Amyloid fibrils, those tangled protein filaments that are a hallmark of many disorders including Alzheimer’s, Parkinson’s, and prion diseases, are posing a phenomenal challenge to structural studies, as they cannot be crystallised and are too large for conventional NMR structure elucidation. Pushing the limits of alternative methods, researchers have obtained structural models of amyloid fibrils using x-ray diffraction and cryo-electron microscopy. A Swiss team has now added solid state NMR to the range of methods that can reveal details of amyloid structure.

Beat Meier and colleagues at the Swiss Federal Institute of Technology in Zurich studied a protein called HET-s, which is involved in a specific kind of programmed cell death (heterokaryon incompatibility). HET-s acts as a prion protein in that it can convert between two different conformations, only one of which forms amyloid fibrils in the living organism. Meier’s team prepared a fragment of this form of the protein, which contains the residues that appear to form the core of the amyloid fibrils found in vivo, and residues responsible for the conformational switch.

Studying amyloid fibrils of this fragment by solid state NMR, the researchers obtained much better resolved cross peaks suitable for structure determination.1 Such data have so far only been available for one other amyloid (but non-prion) fibril, formed from a transthyretin fragment.2

Preliminary analysis of the data suggests that roughly two thirds of the 72-residue protein fragment are highly ordered in the amyloid fibril, whereas the remaining third, which can be pinned down precisely to certain parts of the molecule, is highly disordered.

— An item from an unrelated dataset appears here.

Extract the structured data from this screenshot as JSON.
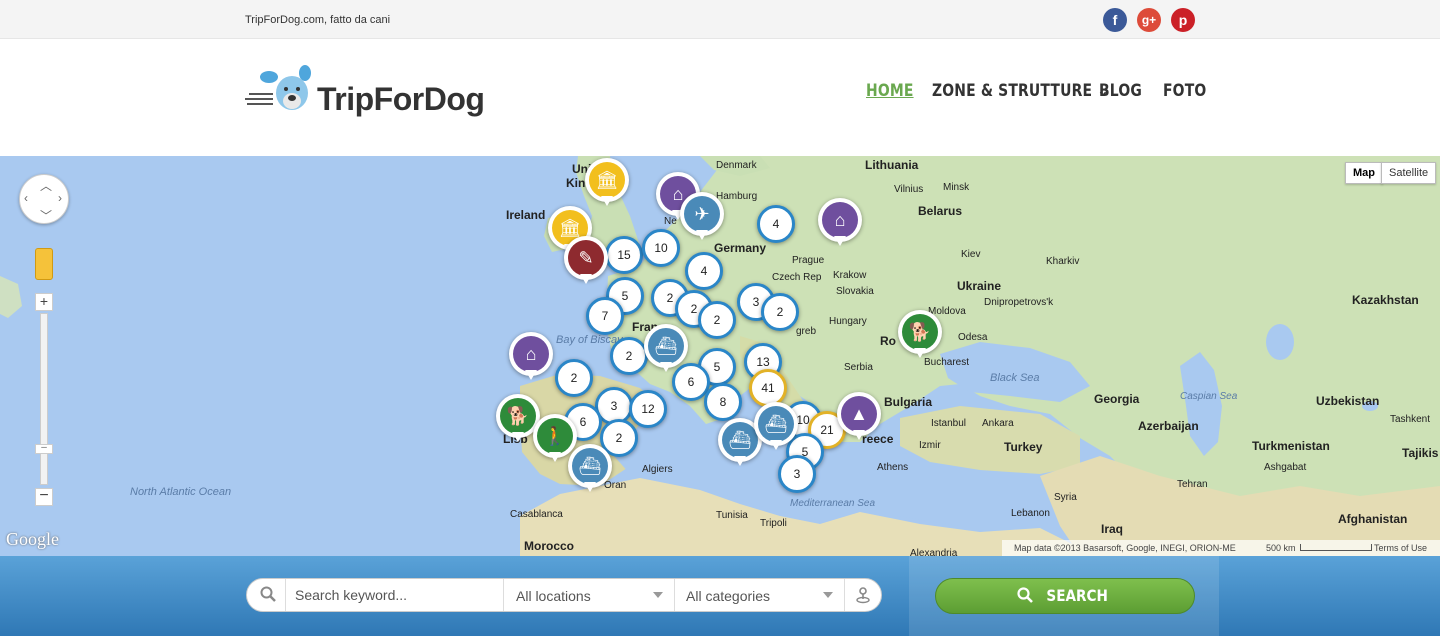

’It is a very nice work in progress,’ say Chris Dobson, professor of chemistry at the University of Cambridge, UK. It adds to earlier studies, he says, by showing that NMR undoubtedly has a major role to play in structural studies of the amyloid phenomenon in general. ’We can expect continuing progress from a range of groups around the world.’

Michael Gross